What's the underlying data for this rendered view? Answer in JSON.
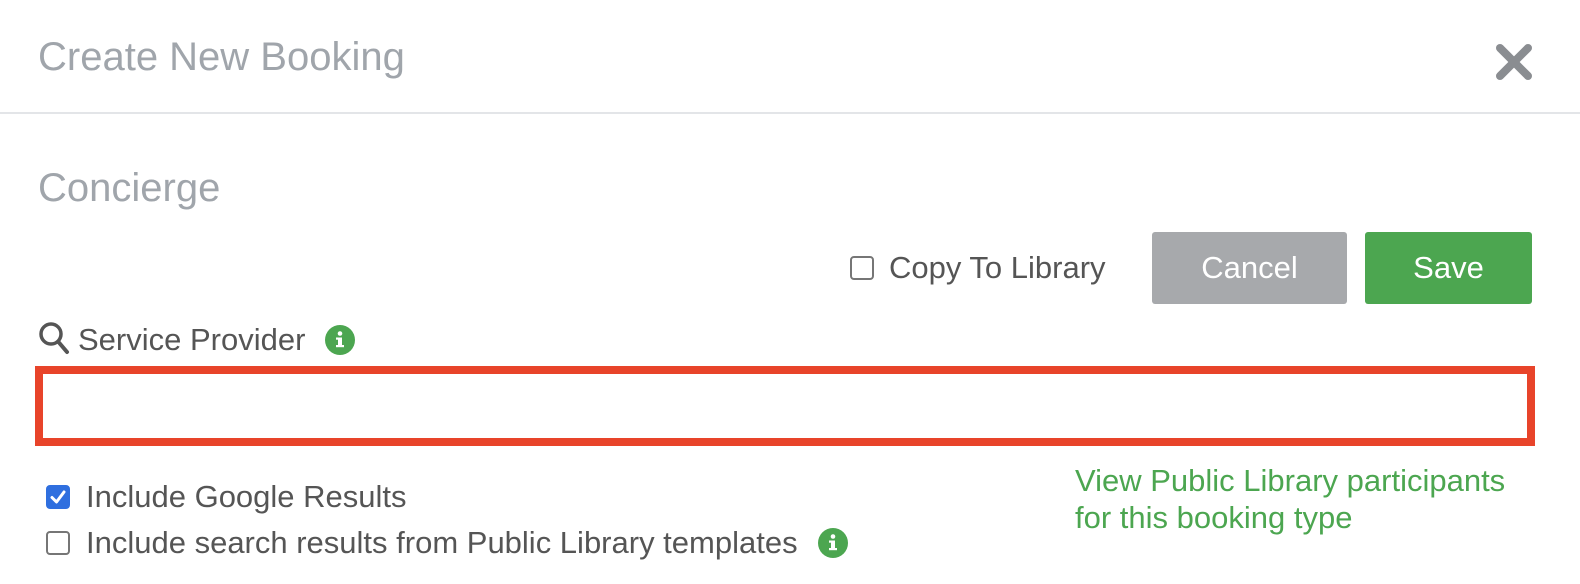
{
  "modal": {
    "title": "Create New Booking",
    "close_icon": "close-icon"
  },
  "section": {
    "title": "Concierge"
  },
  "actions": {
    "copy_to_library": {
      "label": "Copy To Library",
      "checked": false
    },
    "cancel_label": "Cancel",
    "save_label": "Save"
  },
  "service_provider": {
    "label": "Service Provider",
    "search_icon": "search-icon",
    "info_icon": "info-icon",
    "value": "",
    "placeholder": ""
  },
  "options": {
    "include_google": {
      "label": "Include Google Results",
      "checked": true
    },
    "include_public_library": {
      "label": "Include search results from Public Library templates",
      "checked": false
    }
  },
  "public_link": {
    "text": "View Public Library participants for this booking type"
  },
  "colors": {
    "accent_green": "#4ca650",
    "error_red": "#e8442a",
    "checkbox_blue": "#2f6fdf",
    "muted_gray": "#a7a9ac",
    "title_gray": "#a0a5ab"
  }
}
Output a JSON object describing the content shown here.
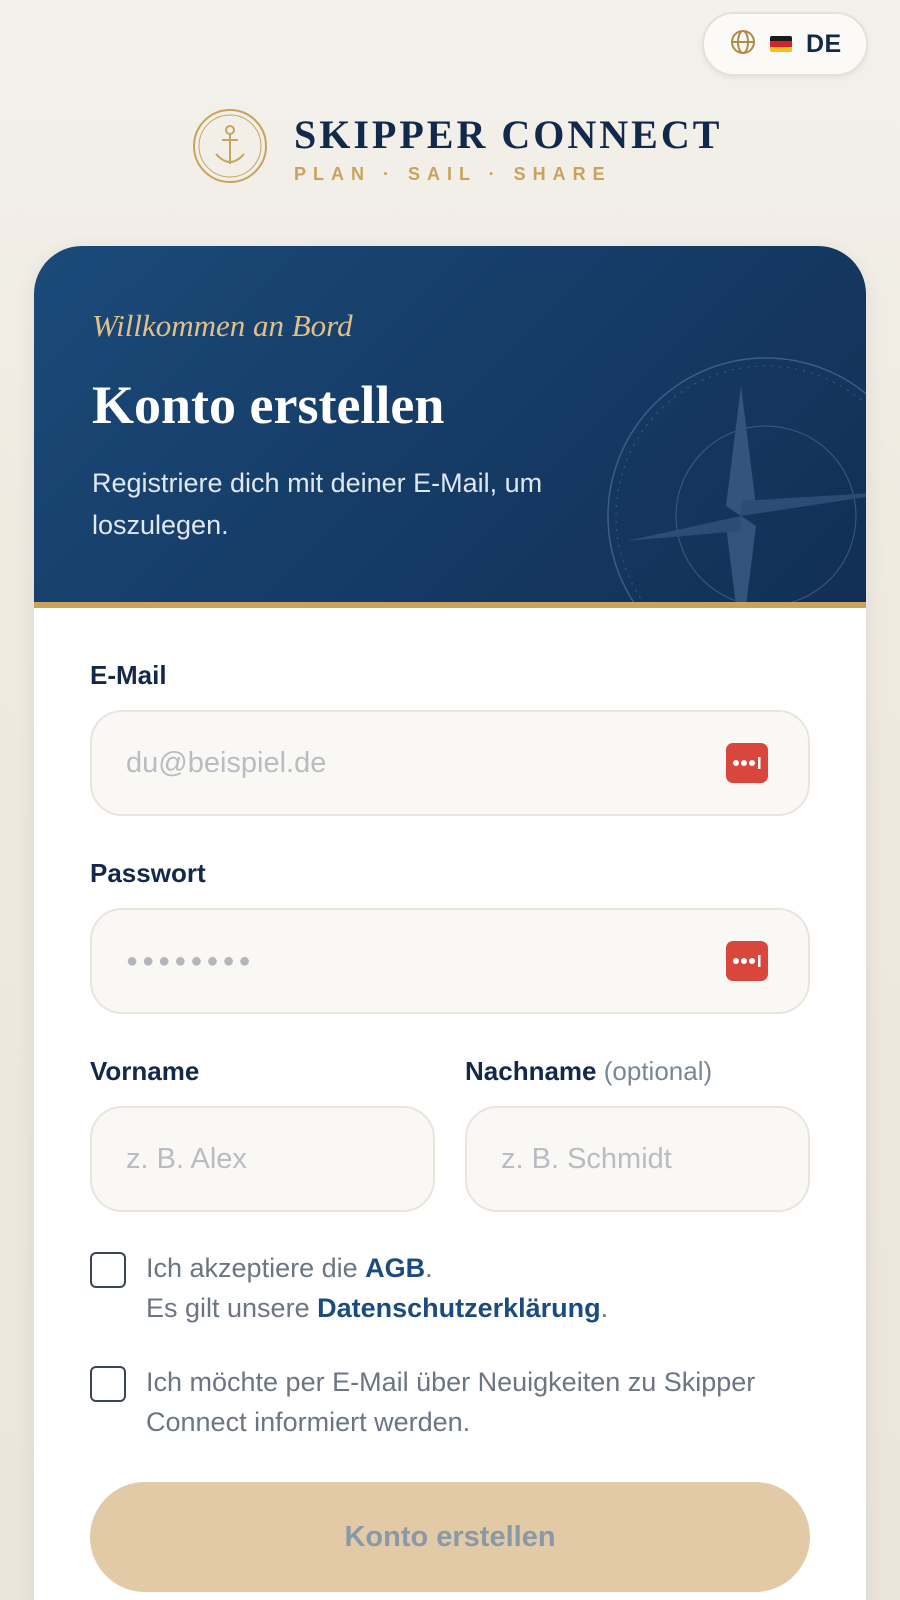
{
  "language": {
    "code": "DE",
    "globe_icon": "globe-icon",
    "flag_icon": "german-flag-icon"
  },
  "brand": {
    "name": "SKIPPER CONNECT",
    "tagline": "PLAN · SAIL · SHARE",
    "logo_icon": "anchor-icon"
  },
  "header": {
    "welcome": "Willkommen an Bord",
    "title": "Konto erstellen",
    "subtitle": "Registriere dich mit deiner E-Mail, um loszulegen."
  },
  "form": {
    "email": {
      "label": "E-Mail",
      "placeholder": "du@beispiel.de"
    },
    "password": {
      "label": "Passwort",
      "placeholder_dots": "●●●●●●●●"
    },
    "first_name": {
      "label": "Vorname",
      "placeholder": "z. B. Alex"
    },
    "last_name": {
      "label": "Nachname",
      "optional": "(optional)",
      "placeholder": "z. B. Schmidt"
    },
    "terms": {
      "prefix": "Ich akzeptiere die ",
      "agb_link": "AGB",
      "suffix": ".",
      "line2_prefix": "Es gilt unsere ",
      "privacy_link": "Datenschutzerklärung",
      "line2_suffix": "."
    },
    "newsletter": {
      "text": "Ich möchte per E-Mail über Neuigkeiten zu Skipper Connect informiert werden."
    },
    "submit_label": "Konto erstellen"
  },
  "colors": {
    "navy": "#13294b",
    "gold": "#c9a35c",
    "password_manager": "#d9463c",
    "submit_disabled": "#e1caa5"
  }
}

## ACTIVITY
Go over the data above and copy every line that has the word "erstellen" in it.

## ANSWER SPACE
    "title": "Konto erstellen",
    "submit_label": "Konto erstellen"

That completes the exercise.